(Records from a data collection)
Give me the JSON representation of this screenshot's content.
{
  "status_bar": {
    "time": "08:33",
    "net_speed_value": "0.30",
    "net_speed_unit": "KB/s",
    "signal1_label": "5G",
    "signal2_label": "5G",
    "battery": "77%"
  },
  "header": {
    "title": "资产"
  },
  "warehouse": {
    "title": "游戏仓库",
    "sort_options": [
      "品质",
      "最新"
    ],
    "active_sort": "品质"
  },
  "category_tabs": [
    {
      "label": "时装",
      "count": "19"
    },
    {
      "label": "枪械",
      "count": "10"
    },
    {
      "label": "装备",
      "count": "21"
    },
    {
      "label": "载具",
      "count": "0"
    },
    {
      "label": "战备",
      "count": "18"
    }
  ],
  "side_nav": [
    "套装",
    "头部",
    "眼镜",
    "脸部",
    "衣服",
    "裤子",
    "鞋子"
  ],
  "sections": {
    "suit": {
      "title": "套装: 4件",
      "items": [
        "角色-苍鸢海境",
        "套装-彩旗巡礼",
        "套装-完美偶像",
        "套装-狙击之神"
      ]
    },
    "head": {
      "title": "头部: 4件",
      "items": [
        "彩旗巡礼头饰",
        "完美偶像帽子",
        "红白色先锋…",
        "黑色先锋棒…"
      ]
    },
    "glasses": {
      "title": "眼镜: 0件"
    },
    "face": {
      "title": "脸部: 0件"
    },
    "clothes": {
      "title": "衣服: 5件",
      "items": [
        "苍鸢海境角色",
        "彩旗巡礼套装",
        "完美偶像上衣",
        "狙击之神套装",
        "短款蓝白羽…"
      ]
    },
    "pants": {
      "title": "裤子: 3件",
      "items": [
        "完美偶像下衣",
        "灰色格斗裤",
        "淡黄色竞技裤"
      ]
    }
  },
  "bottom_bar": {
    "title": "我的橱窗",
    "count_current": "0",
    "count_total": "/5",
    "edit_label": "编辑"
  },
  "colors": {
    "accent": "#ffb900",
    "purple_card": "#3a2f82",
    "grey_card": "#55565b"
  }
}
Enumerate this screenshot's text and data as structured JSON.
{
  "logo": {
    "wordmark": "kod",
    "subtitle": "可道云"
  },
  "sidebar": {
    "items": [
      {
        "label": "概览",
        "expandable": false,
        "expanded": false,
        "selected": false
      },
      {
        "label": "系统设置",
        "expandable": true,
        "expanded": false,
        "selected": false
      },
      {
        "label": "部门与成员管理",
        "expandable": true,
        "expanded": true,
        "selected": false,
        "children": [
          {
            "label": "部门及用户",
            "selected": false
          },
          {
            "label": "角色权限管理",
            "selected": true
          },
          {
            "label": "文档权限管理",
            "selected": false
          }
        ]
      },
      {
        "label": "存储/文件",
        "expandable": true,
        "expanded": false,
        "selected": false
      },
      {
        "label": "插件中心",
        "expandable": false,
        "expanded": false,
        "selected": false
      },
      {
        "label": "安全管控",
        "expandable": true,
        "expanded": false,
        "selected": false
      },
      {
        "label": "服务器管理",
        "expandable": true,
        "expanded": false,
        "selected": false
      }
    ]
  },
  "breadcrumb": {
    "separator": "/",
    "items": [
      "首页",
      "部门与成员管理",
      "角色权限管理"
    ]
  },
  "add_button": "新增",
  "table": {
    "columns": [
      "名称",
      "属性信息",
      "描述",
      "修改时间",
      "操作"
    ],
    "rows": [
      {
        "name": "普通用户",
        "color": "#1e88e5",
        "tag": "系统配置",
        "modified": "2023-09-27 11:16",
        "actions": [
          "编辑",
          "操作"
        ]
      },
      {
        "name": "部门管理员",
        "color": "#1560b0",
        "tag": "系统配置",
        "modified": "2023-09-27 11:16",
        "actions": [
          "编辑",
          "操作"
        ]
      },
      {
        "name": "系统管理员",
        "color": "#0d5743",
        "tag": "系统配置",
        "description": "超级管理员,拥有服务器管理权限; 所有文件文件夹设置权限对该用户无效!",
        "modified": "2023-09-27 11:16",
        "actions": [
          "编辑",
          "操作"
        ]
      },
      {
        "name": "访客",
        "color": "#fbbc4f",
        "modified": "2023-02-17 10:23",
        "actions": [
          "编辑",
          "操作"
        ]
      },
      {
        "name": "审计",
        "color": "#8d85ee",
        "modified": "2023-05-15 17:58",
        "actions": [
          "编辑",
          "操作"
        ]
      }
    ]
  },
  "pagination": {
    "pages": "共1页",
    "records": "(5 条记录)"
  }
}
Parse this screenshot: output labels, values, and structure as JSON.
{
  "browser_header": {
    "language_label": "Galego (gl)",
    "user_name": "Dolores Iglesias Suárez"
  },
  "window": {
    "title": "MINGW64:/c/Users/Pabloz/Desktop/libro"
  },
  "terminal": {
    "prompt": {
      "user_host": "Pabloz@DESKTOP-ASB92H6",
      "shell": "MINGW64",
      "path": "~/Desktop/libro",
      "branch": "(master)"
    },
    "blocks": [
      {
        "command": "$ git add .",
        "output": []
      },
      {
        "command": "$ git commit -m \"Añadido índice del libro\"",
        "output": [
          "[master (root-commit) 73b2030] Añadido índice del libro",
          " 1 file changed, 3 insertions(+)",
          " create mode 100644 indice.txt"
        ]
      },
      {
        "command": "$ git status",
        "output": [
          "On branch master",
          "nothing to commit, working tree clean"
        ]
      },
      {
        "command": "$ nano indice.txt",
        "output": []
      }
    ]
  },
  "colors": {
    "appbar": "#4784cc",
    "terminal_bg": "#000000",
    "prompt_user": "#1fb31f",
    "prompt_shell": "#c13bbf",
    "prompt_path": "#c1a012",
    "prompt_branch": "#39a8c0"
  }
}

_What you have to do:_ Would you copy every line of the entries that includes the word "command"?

_Reply to the exercise:_
        "command": "$ git add .",
        "command": "$ git commit -m \"Añadido índice del libro\"",
        "command": "$ git status",
        "command": "$ nano indice.txt",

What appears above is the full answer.